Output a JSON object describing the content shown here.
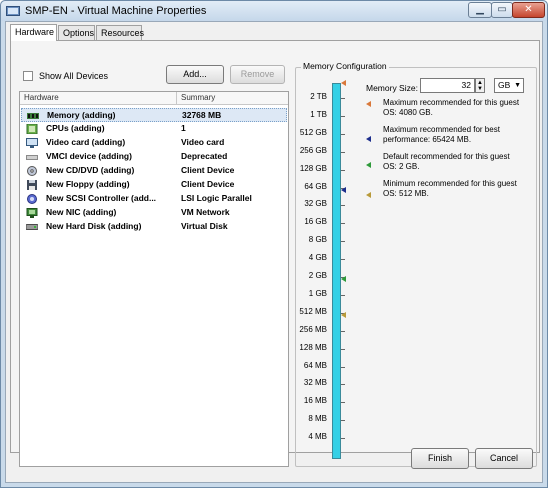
{
  "window": {
    "title": "SMP-EN - Virtual Machine Properties"
  },
  "tabs": [
    {
      "label": "Hardware",
      "active": true
    },
    {
      "label": "Options",
      "active": false
    },
    {
      "label": "Resources",
      "active": false
    }
  ],
  "hardware": {
    "show_all_devices_label": "Show All Devices",
    "show_all_devices_checked": false,
    "add_label": "Add...",
    "remove_label": "Remove",
    "columns": {
      "hardware": "Hardware",
      "summary": "Summary"
    },
    "rows": [
      {
        "name": "Memory (adding)",
        "summary": "32768 MB",
        "icon": "memory-icon",
        "selected": true
      },
      {
        "name": "CPUs (adding)",
        "summary": "1",
        "icon": "cpu-icon"
      },
      {
        "name": "Video card  (adding)",
        "summary": "Video card",
        "icon": "video-card-icon"
      },
      {
        "name": "VMCI device (adding)",
        "summary": "Deprecated",
        "icon": "vmci-icon"
      },
      {
        "name": "New CD/DVD (adding)",
        "summary": "Client Device",
        "icon": "cd-dvd-icon"
      },
      {
        "name": "New Floppy (adding)",
        "summary": "Client Device",
        "icon": "floppy-icon"
      },
      {
        "name": "New SCSI Controller (add...",
        "summary": "LSI Logic Parallel",
        "icon": "scsi-controller-icon"
      },
      {
        "name": "New NIC (adding)",
        "summary": "VM Network",
        "icon": "nic-icon"
      },
      {
        "name": "New Hard Disk (adding)",
        "summary": "Virtual Disk",
        "icon": "hard-disk-icon"
      }
    ]
  },
  "memory": {
    "group_title": "Memory Configuration",
    "size_label": "Memory Size:",
    "size_value": "32",
    "unit": "GB",
    "scale_labels": [
      "2 TB",
      "1 TB",
      "512 GB",
      "256 GB",
      "128 GB",
      "64 GB",
      "32 GB",
      "16 GB",
      "8 GB",
      "4 GB",
      "2 GB",
      "1 GB",
      "512 MB",
      "256 MB",
      "128 MB",
      "64 MB",
      "32 MB",
      "16 MB",
      "8 MB",
      "4 MB"
    ],
    "legend": [
      {
        "text": "Maximum recommended for this guest OS: 4080 GB.",
        "color": "#d9783a"
      },
      {
        "text": "Maximum recommended for best performance: 65424 MB.",
        "color": "#1c2e8c"
      },
      {
        "text": "Default recommended for this guest OS: 2 GB.",
        "color": "#2e9a3a"
      },
      {
        "text": "Minimum recommended for this guest OS: 512 MB.",
        "color": "#b89a3a"
      }
    ]
  },
  "footer": {
    "finish_label": "Finish",
    "cancel_label": "Cancel"
  }
}
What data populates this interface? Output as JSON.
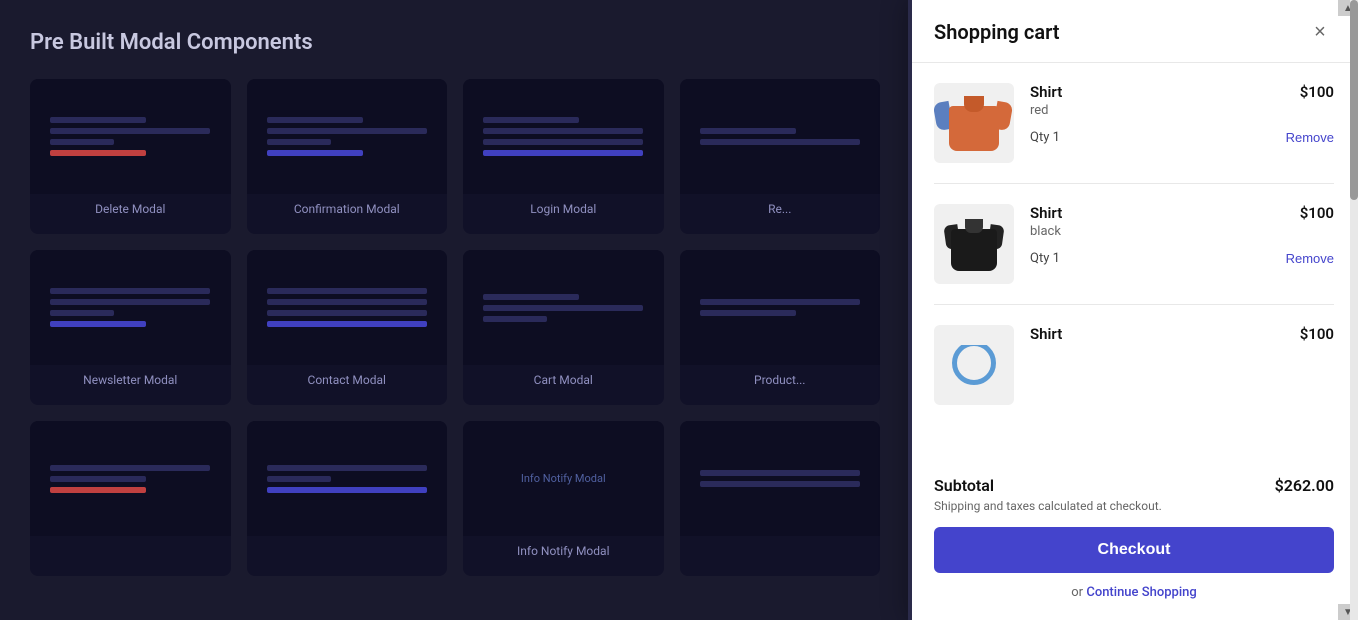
{
  "page": {
    "title": "Pre Built Modal Components"
  },
  "modalCards": [
    {
      "label": "Delete Modal"
    },
    {
      "label": "Confirmation Modal"
    },
    {
      "label": "Login Modal"
    },
    {
      "label": "Re..."
    },
    {
      "label": "Newsletter Modal"
    },
    {
      "label": "Contact Modal"
    },
    {
      "label": "Cart Modal"
    },
    {
      "label": "Product..."
    },
    {
      "label": ""
    },
    {
      "label": ""
    },
    {
      "label": "Info Notify Modal"
    },
    {
      "label": ""
    }
  ],
  "cart": {
    "title": "Shopping cart",
    "closeLabel": "×",
    "items": [
      {
        "name": "Shirt",
        "color": "red",
        "price": "$100",
        "qty": "Qty 1",
        "removeLabel": "Remove",
        "imageType": "red"
      },
      {
        "name": "Shirt",
        "color": "black",
        "price": "$100",
        "qty": "Qty 1",
        "removeLabel": "Remove",
        "imageType": "black"
      },
      {
        "name": "Shirt",
        "color": "",
        "price": "$100",
        "qty": "",
        "removeLabel": "",
        "imageType": "partial"
      }
    ],
    "subtotalLabel": "Subtotal",
    "subtotalValue": "$262.00",
    "shippingNote": "Shipping and taxes calculated at checkout.",
    "checkoutLabel": "Checkout",
    "continuePrefix": "or",
    "continueLinkLabel": "Continue Shopping"
  }
}
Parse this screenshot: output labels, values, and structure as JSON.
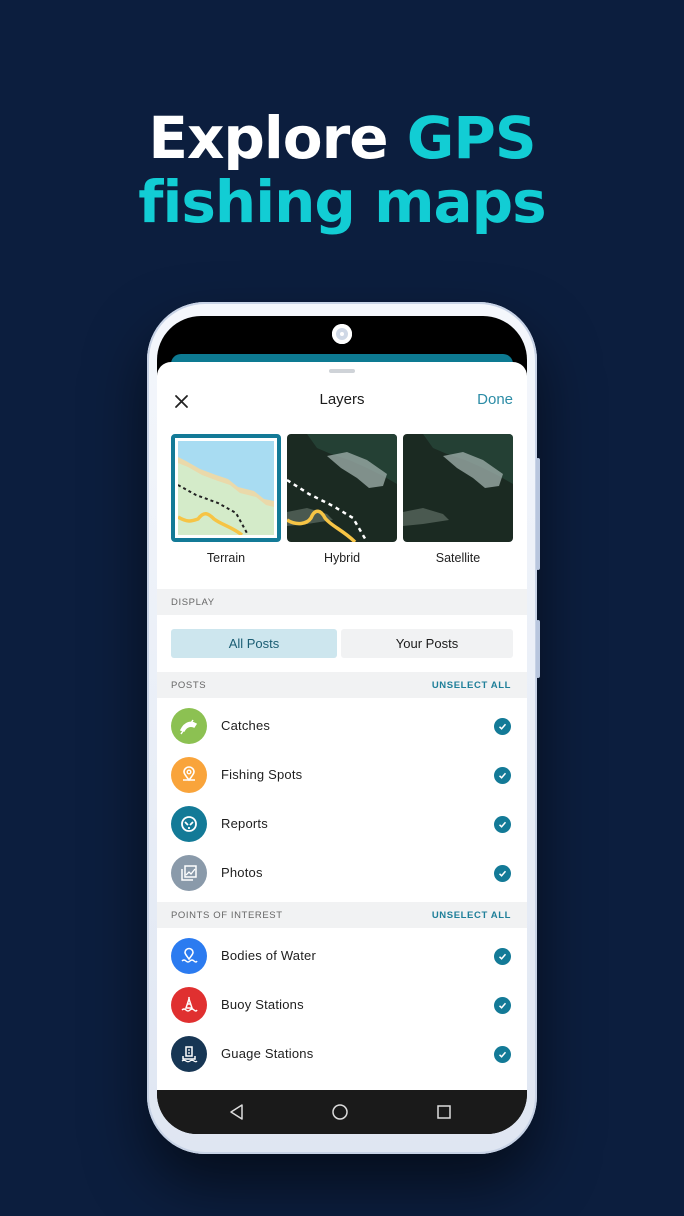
{
  "headline": {
    "line1_white": "Explore ",
    "line1_cyan": "GPS",
    "line2_cyan": "fishing maps"
  },
  "colors": {
    "background": "#0c1e3e",
    "accent_cyan": "#12cdd4",
    "brand_teal": "#137a97",
    "done_link": "#2c8ca6"
  },
  "sheet": {
    "title": "Layers",
    "close_icon": "close-icon",
    "done_label": "Done"
  },
  "map_layers": [
    {
      "label": "Terrain",
      "selected": true
    },
    {
      "label": "Hybrid",
      "selected": false
    },
    {
      "label": "Satellite",
      "selected": false
    }
  ],
  "display": {
    "header": "DISPLAY",
    "options": [
      {
        "label": "All Posts",
        "selected": true
      },
      {
        "label": "Your Posts",
        "selected": false
      }
    ]
  },
  "posts": {
    "header": "POSTS",
    "action": "UNSELECT ALL",
    "items": [
      {
        "label": "Catches",
        "icon": "fish-icon",
        "color": "#8cc152",
        "checked": true
      },
      {
        "label": "Fishing Spots",
        "icon": "location-pin-icon",
        "color": "#f9a43b",
        "checked": true
      },
      {
        "label": "Reports",
        "icon": "report-icon",
        "color": "#137a97",
        "checked": true
      },
      {
        "label": "Photos",
        "icon": "photos-icon",
        "color": "#8a9aaa",
        "checked": true
      }
    ]
  },
  "poi": {
    "header": "POINTS OF INTEREST",
    "action": "UNSELECT ALL",
    "items": [
      {
        "label": "Bodies of Water",
        "icon": "water-pin-icon",
        "color": "#2b7bf0",
        "checked": true
      },
      {
        "label": "Buoy Stations",
        "icon": "buoy-icon",
        "color": "#e03030",
        "checked": true
      },
      {
        "label": "Guage Stations",
        "icon": "gauge-station-icon",
        "color": "#173654",
        "checked": true
      }
    ]
  },
  "navbar": {
    "back": "back-icon",
    "home": "home-icon",
    "recents": "recents-icon"
  }
}
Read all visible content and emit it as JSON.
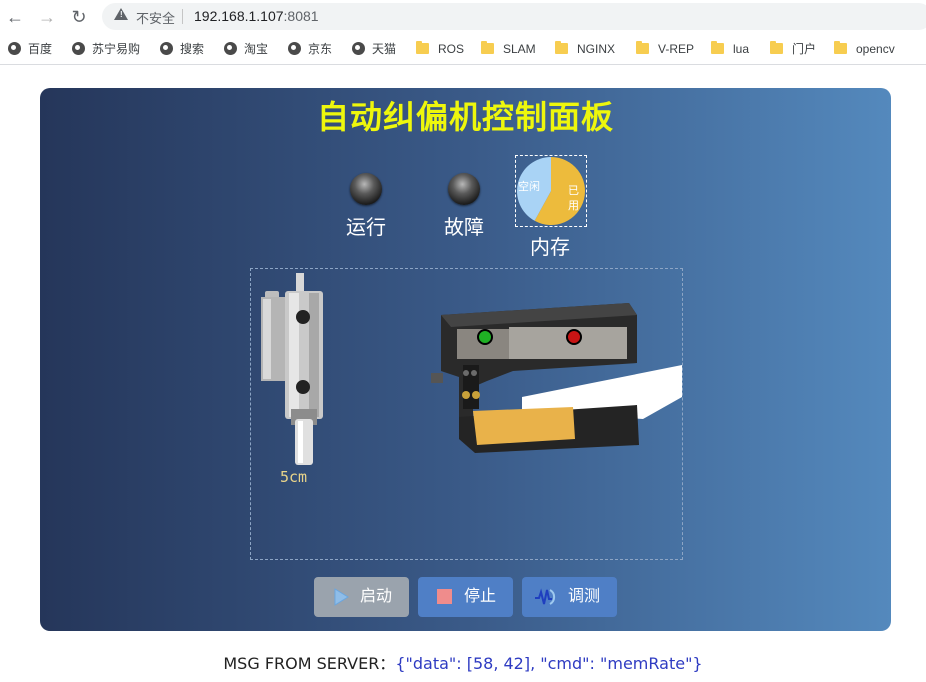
{
  "browser": {
    "back_icon": "arrow-left-icon",
    "forward_icon": "arrow-right-icon",
    "reload_icon": "reload-icon",
    "insecure_label": "不安全",
    "url_host": "192.168.1.107",
    "url_port": ":8081"
  },
  "bookmarks": [
    {
      "label": "百度",
      "icon": "globe-icon"
    },
    {
      "label": "苏宁易购",
      "icon": "globe-icon"
    },
    {
      "label": "搜索",
      "icon": "globe-icon"
    },
    {
      "label": "淘宝",
      "icon": "globe-icon"
    },
    {
      "label": "京东",
      "icon": "globe-icon"
    },
    {
      "label": "天猫",
      "icon": "globe-icon"
    },
    {
      "label": "ROS",
      "icon": "folder-icon"
    },
    {
      "label": "SLAM",
      "icon": "folder-icon"
    },
    {
      "label": "NGINX",
      "icon": "folder-icon"
    },
    {
      "label": "V-REP",
      "icon": "folder-icon"
    },
    {
      "label": "lua",
      "icon": "folder-icon"
    },
    {
      "label": "门户",
      "icon": "folder-icon"
    },
    {
      "label": "opencv",
      "icon": "folder-icon"
    }
  ],
  "panel": {
    "title": "自动纠偏机控制面板",
    "title_color": "#eef70c",
    "indicators": {
      "run_label": "运行",
      "fault_label": "故障"
    },
    "memory": {
      "label": "内存",
      "free_label": "空闲",
      "used_label": "已用",
      "free_value": 42,
      "used_value": 58,
      "free_color": "#a9d3f5",
      "used_color": "#edbb3c"
    },
    "actuator_distance": "5cm",
    "buttons": {
      "start": "启动",
      "stop": "停止",
      "tune": "调测"
    }
  },
  "server_message": {
    "prefix": "MSG FROM SERVER：",
    "payload": "{\"data\": [58, 42], \"cmd\": \"memRate\"}"
  }
}
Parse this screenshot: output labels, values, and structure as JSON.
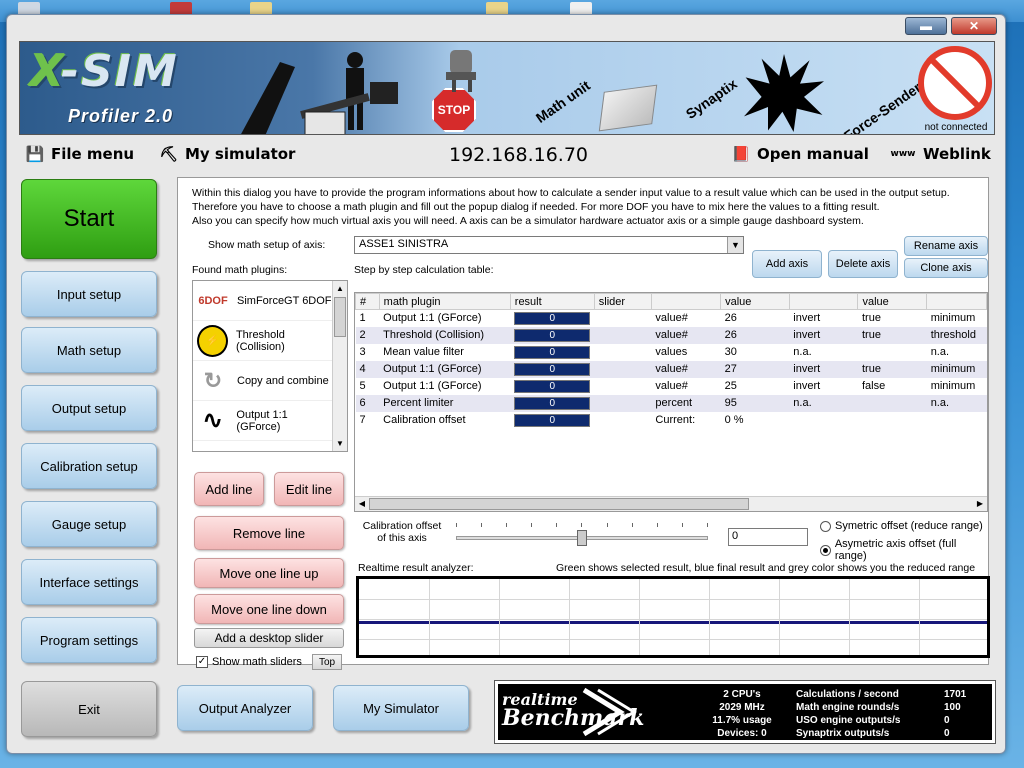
{
  "window": {
    "min_label": "▬",
    "close_label": "✕"
  },
  "banner": {
    "logo_x": "X",
    "logo_rest": "-SIM",
    "logo_sub": "Profiler 2.0",
    "stop_label": "STOP",
    "math_unit": "Math unit",
    "synaptix": "Synaptix",
    "force_sender": "Force-Sender",
    "status": "not connected"
  },
  "menu": {
    "file_menu": "File menu",
    "my_simulator": "My simulator",
    "ip": "192.168.16.70",
    "open_manual": "Open manual",
    "weblink": "Weblink"
  },
  "nav": {
    "start": "Start",
    "input_setup": "Input setup",
    "math_setup": "Math setup",
    "output_setup": "Output setup",
    "calibration_setup": "Calibration setup",
    "gauge_setup": "Gauge setup",
    "interface_settings": "Interface settings",
    "program_settings": "Program settings",
    "exit": "Exit",
    "output_analyzer": "Output Analyzer",
    "my_simulator": "My Simulator"
  },
  "math": {
    "intro_1": "Within this dialog you have to provide the program informations about how to calculate a sender input value to a result value which can be used in the output setup.",
    "intro_2": "Therefore you have to choose a math plugin and fill out the popup dialog if needed. For more DOF you have to mix here the values to a fitting result.",
    "intro_3": "Also you can specify how much virtual axis you will need. A axis can be a simulator hardware actuator axis or a simple gauge dashboard system.",
    "show_setup_label": "Show math setup of axis:",
    "axis_value": "ASSE1 SINISTRA",
    "add_axis": "Add axis",
    "delete_axis": "Delete axis",
    "rename_axis": "Rename axis",
    "clone_axis": "Clone axis",
    "found_plugins_label": "Found math plugins:",
    "step_label": "Step by step calculation table:",
    "plugins": [
      {
        "name": "SimForceGT 6DOF",
        "icon": "6DOF"
      },
      {
        "name": "Threshold (Collision)",
        "icon": "⚡"
      },
      {
        "name": "Copy and combine",
        "icon": "↻"
      },
      {
        "name": "Output 1:1 (GForce)",
        "icon": "∿"
      }
    ],
    "add_line": "Add line",
    "edit_line": "Edit line",
    "remove_line": "Remove line",
    "move_up": "Move one line up",
    "move_down": "Move one line down",
    "add_slider": "Add a desktop slider",
    "show_sliders": "Show math sliders",
    "top": "Top",
    "table": {
      "headers": [
        "#",
        "math plugin",
        "result",
        "slider",
        "",
        "value",
        "",
        "value",
        ""
      ],
      "rows": [
        [
          "1",
          "Output 1:1 (GForce)",
          "0",
          "",
          "value#",
          "26",
          "invert",
          "true",
          "minimum"
        ],
        [
          "2",
          "Threshold (Collision)",
          "0",
          "",
          "value#",
          "26",
          "invert",
          "true",
          "threshold"
        ],
        [
          "3",
          "Mean value filter",
          "0",
          "",
          "values",
          "30",
          "n.a.",
          "",
          "n.a."
        ],
        [
          "4",
          "Output 1:1 (GForce)",
          "0",
          "",
          "value#",
          "27",
          "invert",
          "true",
          "minimum"
        ],
        [
          "5",
          "Output 1:1 (GForce)",
          "0",
          "",
          "value#",
          "25",
          "invert",
          "false",
          "minimum"
        ],
        [
          "6",
          "Percent limiter",
          "0",
          "",
          "percent",
          "95",
          "n.a.",
          "",
          "n.a."
        ],
        [
          "7",
          "Calibration offset",
          "0",
          "",
          "Current:",
          "0 %",
          "",
          "",
          ""
        ]
      ]
    },
    "calib_label_1": "Calibration offset",
    "calib_label_2": "of this axis",
    "calib_value": "0",
    "calib_slider_position": 0.5,
    "radio_symmetric": "Symetric offset (reduce range)",
    "radio_asymmetric": "Asymetric axis offset (full range)",
    "analyzer_label": "Realtime result analyzer:",
    "analyzer_hint": "Green shows selected result, blue final result and grey color shows you the reduced range"
  },
  "bench": {
    "logo_top": "realtime",
    "logo_bottom": "Benchmark",
    "cpus": "2 CPU's",
    "mhz": "2029 MHz",
    "usage": "11.7% usage",
    "devices": "Devices: 0",
    "calc_label": "Calculations / second",
    "math_label": "Math engine rounds/s",
    "uso_label": "USO engine outputs/s",
    "syn_label": "Synaptrix outputs/s",
    "calc_val": "1701",
    "math_val": "100",
    "uso_val": "0",
    "syn_val": "0"
  },
  "colors": {
    "start_green": "#3fbf1f",
    "nav_blue": "#bcd8ee",
    "action_pink": "#f1b6b6",
    "result_bar": "#0e2a6e",
    "stop_red": "#d62b2b"
  }
}
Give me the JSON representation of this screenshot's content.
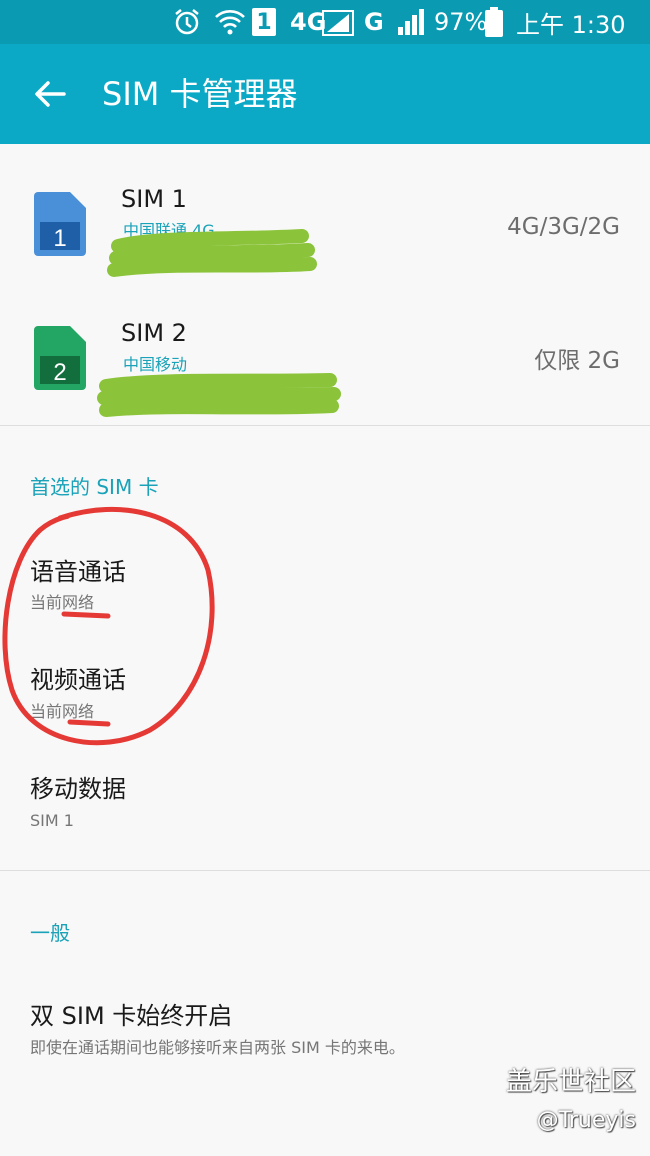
{
  "status_bar": {
    "net1": "4G",
    "net2": "G",
    "sim_slot": "1",
    "battery": "97%",
    "time": "上午 1:30"
  },
  "header": {
    "title": "SIM 卡管理器"
  },
  "sims": [
    {
      "name": "SIM 1",
      "carrier": "中国联通 4G",
      "network": "4G/3G/2G",
      "slot": "1",
      "color": "#3d86cf"
    },
    {
      "name": "SIM 2",
      "carrier": "中国移动",
      "network": "仅限 2G",
      "slot": "2",
      "color": "#1e9c5a"
    }
  ],
  "preferred": {
    "header": "首选的 SIM 卡",
    "items": [
      {
        "title": "语音通话",
        "subtitle": "当前网络"
      },
      {
        "title": "视频通话",
        "subtitle": "当前网络"
      },
      {
        "title": "移动数据",
        "subtitle": "SIM 1"
      }
    ]
  },
  "general": {
    "header": "一般",
    "items": [
      {
        "title": "双 SIM 卡始终开启",
        "subtitle": "即使在通话期间也能够接听来自两张 SIM 卡的来电。"
      }
    ]
  },
  "watermark": {
    "line1": "盖乐世社区",
    "line2": "@Trueyis"
  },
  "colors": {
    "status_bar": "#0a9bb3",
    "app_bar": "#0ba9c6",
    "accent": "#1aa2b8",
    "scribble_green": "#8bc43a",
    "annotation_red": "#e53935"
  }
}
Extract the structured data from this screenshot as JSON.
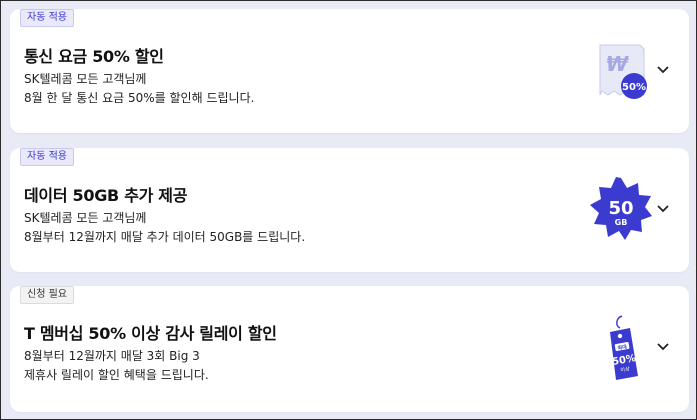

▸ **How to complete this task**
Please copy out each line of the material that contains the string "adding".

▸ **Response to this task**
        "name": "Memory (adding)",
        "name": "CPUs (adding)",
        "name": "Video card  (adding)",
        "name": "VMCI device (adding)",
        "name": "New CD/DVD (adding)",
        "name": "New Floppy (adding)",
        "name": "New NIC (adding)",
        "name": "New Hard Disk (adding)",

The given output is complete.